**Task**: The data below is to be set down exactly.

---

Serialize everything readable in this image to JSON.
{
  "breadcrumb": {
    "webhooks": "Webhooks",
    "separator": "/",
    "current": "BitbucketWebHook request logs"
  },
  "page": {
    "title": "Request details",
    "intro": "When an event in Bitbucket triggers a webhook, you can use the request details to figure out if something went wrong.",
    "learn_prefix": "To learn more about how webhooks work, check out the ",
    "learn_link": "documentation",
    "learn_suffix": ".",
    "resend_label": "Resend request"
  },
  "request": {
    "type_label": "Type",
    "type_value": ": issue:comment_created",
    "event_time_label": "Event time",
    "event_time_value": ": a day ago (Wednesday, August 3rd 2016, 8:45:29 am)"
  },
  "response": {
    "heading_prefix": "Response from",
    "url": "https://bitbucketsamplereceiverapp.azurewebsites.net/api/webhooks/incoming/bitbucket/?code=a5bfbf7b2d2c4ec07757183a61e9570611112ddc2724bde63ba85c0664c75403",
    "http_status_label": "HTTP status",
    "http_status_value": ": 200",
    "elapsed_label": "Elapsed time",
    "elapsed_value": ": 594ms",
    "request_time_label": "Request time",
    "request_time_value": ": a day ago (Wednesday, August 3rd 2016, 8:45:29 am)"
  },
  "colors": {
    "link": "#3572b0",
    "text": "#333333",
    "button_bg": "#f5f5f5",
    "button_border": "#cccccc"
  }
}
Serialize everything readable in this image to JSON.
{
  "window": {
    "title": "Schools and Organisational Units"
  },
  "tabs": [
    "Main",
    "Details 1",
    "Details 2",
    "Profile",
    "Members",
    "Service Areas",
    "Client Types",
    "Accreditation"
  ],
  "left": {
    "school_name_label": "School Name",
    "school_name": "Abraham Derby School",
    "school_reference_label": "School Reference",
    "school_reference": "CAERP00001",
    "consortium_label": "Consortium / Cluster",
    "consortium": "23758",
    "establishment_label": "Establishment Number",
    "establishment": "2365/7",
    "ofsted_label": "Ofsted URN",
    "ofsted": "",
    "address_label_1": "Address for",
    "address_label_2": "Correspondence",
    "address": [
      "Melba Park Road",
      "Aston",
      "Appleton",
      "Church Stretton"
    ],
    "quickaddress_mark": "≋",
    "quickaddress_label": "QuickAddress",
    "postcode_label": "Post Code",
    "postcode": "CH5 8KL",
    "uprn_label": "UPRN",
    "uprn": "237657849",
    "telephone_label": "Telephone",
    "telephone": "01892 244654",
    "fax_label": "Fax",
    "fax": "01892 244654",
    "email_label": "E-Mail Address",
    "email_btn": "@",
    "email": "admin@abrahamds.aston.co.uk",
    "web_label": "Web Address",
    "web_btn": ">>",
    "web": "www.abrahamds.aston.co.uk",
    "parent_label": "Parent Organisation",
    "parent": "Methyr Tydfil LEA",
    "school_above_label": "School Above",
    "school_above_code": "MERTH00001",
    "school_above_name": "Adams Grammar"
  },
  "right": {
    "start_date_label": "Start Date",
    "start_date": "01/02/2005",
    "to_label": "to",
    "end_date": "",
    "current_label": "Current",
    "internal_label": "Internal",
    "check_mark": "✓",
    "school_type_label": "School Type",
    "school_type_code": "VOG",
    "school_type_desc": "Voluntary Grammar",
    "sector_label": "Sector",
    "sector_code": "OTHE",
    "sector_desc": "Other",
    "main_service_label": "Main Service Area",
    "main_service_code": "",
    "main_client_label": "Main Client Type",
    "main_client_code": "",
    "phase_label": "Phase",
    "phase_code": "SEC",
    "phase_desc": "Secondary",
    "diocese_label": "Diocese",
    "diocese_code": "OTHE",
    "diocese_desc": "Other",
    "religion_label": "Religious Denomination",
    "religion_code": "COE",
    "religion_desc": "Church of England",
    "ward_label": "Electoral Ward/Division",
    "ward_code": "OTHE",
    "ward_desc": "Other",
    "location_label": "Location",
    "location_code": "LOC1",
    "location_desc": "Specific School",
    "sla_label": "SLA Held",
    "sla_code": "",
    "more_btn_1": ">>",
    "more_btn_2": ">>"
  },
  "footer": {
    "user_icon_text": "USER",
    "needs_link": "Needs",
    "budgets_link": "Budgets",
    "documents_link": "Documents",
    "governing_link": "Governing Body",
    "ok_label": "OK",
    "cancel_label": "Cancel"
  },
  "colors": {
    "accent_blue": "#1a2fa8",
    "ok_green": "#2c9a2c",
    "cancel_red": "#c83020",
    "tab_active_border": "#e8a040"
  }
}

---

**Exercise solution**:
Serialize everything readable in this image to JSON.
{
  "breadcrumb": {
    "webhooks": "Webhooks",
    "separator": "/",
    "current": "BitbucketWebHook request logs"
  },
  "page": {
    "title": "Request details",
    "intro": "When an event in Bitbucket triggers a webhook, you can use the request details to figure out if something went wrong.",
    "learn_prefix": "To learn more about how webhooks work, check out the ",
    "learn_link": "documentation",
    "learn_suffix": ".",
    "resend_label": "Resend request"
  },
  "request": {
    "type_label": "Type",
    "type_value": ": issue:comment_created",
    "event_time_label": "Event time",
    "event_time_value": ": a day ago (Wednesday, August 3rd 2016, 8:45:29 am)"
  },
  "response": {
    "heading_prefix": "Response from",
    "url": "https://bitbucketsamplereceiverapp.azurewebsites.net/api/webhooks/incoming/bitbucket/?code=a5bfbf7b2d2c4ec07757183a61e9570611112ddc2724bde63ba85c0664c75403",
    "http_status_label": "HTTP status",
    "http_status_value": ": 200",
    "elapsed_label": "Elapsed time",
    "elapsed_value": ": 594ms",
    "request_time_label": "Request time",
    "request_time_value": ": a day ago (Wednesday, August 3rd 2016, 8:45:29 am)"
  },
  "colors": {
    "link": "#3572b0",
    "text": "#333333",
    "button_bg": "#f5f5f5",
    "button_border": "#cccccc"
  }
}
Serialize everything readable in this image to JSON.
{
  "window": {
    "title": "Schools and Organisational Units"
  },
  "tabs": [
    "Main",
    "Details 1",
    "Details 2",
    "Profile",
    "Members",
    "Service Areas",
    "Client Types",
    "Accreditation"
  ],
  "left": {
    "school_name_label": "School Name",
    "school_name": "Abraham Derby School",
    "school_reference_label": "School Reference",
    "school_reference": "CAERP00001",
    "consortium_label": "Consortium / Cluster",
    "consortium": "23758",
    "establishment_label": "Establishment Number",
    "establishment": "2365/7",
    "ofsted_label": "Ofsted URN",
    "ofsted": "",
    "address_label_1": "Address for",
    "address_label_2": "Correspondence",
    "address": [
      "Melba Park Road",
      "Aston",
      "Appleton",
      "Church Stretton"
    ],
    "quickaddress_mark": "≋",
    "quickaddress_label": "QuickAddress",
    "postcode_label": "Post Code",
    "postcode": "CH5 8KL",
    "uprn_label": "UPRN",
    "uprn": "237657849",
    "telephone_label": "Telephone",
    "telephone": "01892 244654",
    "fax_label": "Fax",
    "fax": "01892 244654",
    "email_label": "E-Mail Address",
    "email_btn": "@",
    "email": "admin@abrahamds.aston.co.uk",
    "web_label": "Web Address",
    "web_btn": ">>",
    "web": "www.abrahamds.aston.co.uk",
    "parent_label": "Parent Organisation",
    "parent": "Methyr Tydfil LEA",
    "school_above_label": "School Above",
    "school_above_code": "MERTH00001",
    "school_above_name": "Adams Grammar"
  },
  "right": {
    "start_date_label": "Start Date",
    "start_date": "01/02/2005",
    "to_label": "to",
    "end_date": "",
    "current_label": "Current",
    "internal_label": "Internal",
    "check_mark": "✓",
    "school_type_label": "School Type",
    "school_type_code": "VOG",
    "school_type_desc": "Voluntary Grammar",
    "sector_label": "Sector",
    "sector_code": "OTHE",
    "sector_desc": "Other",
    "main_service_label": "Main Service Area",
    "main_service_code": "",
    "main_client_label": "Main Client Type",
    "main_client_code": "",
    "phase_label": "Phase",
    "phase_code": "SEC",
    "phase_desc": "Secondary",
    "diocese_label": "Diocese",
    "diocese_code": "OTHE",
    "diocese_desc": "Other",
    "religion_label": "Religious Denomination",
    "religion_code": "COE",
    "religion_desc": "Church of England",
    "ward_label": "Electoral Ward/Division",
    "ward_code": "OTHE",
    "ward_desc": "Other",
    "location_label": "Location",
    "location_code": "LOC1",
    "location_desc": "Specific School",
    "sla_label": "SLA Held",
    "sla_code": "",
    "more_btn_1": ">>",
    "more_btn_2": ">>"
  },
  "footer": {
    "user_icon_text": "USER",
    "needs_link": "Needs",
    "budgets_link": "Budgets",
    "documents_link": "Documents",
    "governing_link": "Governing Body",
    "ok_label": "OK",
    "cancel_label": "Cancel"
  },
  "colors": {
    "accent_blue": "#1a2fa8",
    "ok_green": "#2c9a2c",
    "cancel_red": "#c83020",
    "tab_active_border": "#e8a040"
  }
}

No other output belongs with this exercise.